About this task: If a line of the data below holds the string "JSON", copy it.

(Saved entries)
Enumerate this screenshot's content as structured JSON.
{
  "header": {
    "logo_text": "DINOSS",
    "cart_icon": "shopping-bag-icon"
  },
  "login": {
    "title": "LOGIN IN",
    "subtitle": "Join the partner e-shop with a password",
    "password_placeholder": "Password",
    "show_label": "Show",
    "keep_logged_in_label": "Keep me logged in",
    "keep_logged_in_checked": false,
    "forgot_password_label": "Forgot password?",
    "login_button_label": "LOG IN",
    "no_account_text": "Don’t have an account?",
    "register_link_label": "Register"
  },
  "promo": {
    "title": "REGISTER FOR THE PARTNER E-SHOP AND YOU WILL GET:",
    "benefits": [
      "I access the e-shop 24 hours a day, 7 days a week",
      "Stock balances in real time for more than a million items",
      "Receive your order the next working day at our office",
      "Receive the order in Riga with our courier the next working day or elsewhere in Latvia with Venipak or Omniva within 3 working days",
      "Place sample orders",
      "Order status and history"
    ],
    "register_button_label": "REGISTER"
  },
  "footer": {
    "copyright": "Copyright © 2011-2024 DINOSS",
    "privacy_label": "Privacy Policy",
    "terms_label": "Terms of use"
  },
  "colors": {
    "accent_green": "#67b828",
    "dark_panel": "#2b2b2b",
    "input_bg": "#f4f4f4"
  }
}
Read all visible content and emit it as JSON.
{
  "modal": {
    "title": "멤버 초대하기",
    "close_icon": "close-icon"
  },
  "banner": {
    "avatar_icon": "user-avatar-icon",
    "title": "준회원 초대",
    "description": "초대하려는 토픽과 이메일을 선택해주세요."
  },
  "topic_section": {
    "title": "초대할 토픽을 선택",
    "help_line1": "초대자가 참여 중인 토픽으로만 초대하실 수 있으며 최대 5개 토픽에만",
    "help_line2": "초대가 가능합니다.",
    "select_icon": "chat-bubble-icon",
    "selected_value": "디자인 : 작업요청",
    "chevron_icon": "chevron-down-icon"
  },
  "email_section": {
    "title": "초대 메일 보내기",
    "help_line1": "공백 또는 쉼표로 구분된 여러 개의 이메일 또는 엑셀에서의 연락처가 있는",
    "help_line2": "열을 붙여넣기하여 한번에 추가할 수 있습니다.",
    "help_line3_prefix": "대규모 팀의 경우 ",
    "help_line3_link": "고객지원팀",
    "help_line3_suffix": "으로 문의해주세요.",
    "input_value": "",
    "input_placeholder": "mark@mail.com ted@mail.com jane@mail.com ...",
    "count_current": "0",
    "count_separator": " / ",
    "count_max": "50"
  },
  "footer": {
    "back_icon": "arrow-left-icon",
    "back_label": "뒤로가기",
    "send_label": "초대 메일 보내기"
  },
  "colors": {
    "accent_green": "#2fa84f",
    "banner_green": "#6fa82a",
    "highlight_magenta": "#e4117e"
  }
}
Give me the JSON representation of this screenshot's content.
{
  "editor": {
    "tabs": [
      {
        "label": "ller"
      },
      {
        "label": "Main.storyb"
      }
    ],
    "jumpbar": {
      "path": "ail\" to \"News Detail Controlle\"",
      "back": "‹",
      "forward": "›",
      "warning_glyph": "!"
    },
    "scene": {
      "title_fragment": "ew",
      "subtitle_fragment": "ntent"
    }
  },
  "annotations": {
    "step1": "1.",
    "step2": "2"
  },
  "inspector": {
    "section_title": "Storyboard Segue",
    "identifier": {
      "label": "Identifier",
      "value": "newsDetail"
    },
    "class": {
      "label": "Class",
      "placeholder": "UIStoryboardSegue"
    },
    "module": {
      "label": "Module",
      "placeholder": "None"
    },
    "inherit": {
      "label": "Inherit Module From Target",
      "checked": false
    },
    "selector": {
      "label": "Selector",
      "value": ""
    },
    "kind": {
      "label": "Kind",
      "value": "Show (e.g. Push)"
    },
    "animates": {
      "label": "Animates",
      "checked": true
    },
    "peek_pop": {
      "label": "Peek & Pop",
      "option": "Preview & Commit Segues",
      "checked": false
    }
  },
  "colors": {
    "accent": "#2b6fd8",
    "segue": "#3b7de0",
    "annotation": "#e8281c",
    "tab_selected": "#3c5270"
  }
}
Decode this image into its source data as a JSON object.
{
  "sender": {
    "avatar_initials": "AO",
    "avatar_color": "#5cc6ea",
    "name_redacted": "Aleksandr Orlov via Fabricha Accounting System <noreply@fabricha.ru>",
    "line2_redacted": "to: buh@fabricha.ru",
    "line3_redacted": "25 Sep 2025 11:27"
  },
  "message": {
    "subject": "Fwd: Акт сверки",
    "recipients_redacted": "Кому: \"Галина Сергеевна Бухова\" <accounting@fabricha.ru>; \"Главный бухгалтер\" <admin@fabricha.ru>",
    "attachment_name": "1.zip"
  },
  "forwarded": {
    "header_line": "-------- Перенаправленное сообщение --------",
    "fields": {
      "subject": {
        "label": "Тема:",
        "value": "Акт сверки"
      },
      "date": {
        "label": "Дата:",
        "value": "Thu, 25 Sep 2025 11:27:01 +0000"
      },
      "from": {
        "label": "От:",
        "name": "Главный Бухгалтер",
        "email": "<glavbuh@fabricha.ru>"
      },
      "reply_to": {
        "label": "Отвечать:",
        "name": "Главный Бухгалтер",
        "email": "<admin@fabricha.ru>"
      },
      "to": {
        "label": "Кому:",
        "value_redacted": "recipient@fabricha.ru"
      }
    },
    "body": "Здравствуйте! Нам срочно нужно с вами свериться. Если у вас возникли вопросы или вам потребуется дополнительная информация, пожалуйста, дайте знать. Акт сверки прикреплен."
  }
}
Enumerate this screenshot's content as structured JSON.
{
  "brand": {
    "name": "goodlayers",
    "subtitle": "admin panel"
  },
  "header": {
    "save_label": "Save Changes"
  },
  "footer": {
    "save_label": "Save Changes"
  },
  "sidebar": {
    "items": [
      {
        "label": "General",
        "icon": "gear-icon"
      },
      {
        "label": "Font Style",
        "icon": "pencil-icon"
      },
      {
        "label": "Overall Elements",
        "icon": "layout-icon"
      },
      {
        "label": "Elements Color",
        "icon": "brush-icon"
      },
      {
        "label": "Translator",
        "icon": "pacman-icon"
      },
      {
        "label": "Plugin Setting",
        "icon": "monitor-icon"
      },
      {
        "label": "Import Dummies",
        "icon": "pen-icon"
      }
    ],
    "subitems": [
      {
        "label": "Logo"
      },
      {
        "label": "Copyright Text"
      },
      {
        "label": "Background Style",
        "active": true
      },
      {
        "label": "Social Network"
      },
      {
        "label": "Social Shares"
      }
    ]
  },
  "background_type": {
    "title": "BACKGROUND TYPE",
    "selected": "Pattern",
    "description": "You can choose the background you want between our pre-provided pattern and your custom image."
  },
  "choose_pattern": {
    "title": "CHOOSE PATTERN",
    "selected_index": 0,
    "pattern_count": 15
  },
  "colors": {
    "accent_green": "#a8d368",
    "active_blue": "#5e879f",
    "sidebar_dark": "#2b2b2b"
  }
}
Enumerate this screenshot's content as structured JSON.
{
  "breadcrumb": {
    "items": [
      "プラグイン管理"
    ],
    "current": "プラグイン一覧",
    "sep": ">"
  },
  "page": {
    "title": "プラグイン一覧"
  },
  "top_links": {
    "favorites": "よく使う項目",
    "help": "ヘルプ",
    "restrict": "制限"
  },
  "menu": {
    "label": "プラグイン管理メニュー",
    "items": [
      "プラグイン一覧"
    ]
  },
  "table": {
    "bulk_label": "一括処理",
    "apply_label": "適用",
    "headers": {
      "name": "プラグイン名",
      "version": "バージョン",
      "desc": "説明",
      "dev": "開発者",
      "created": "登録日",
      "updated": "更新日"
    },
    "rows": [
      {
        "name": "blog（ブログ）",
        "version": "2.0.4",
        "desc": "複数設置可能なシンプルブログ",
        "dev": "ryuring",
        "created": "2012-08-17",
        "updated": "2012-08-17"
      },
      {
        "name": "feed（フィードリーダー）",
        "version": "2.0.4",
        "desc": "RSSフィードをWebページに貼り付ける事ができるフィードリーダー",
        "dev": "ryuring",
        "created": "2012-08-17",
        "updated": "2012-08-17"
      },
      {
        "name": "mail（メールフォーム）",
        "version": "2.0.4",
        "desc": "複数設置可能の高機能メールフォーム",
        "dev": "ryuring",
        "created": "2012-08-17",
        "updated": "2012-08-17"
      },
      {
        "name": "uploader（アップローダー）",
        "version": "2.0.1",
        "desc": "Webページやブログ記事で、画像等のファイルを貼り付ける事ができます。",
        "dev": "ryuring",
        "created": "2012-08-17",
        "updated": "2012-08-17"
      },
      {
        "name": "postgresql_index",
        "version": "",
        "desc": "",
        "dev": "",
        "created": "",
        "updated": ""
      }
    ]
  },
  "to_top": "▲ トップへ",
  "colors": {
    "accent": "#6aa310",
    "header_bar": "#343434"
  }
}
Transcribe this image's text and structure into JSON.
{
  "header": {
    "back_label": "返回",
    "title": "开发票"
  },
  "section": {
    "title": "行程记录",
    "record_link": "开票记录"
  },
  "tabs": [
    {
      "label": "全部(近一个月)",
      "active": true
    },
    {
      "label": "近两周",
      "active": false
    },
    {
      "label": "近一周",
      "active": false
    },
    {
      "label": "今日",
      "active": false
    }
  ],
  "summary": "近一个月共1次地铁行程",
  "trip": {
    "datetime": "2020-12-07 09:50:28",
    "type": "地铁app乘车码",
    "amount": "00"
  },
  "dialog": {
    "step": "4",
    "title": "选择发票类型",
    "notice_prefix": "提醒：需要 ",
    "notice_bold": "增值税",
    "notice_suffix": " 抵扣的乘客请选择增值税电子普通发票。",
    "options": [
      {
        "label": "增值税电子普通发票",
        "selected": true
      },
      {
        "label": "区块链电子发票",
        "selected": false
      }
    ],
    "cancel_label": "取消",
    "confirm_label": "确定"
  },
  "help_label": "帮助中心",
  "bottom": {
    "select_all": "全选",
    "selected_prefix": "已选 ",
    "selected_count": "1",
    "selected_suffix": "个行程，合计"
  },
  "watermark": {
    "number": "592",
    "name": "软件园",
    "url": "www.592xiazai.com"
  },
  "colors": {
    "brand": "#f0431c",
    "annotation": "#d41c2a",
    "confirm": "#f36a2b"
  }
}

Output of the task:
Enumerate this screenshot's content as structured JSON.
Read all visible content and emit it as JSON.
Give me the JSON representation of this screenshot's content.
Decode this image into its source data as a JSON object.
Enumerate this screenshot's content as structured JSON.
Enumerate this screenshot's content as structured JSON.
Transcribe this image's text and structure into JSON.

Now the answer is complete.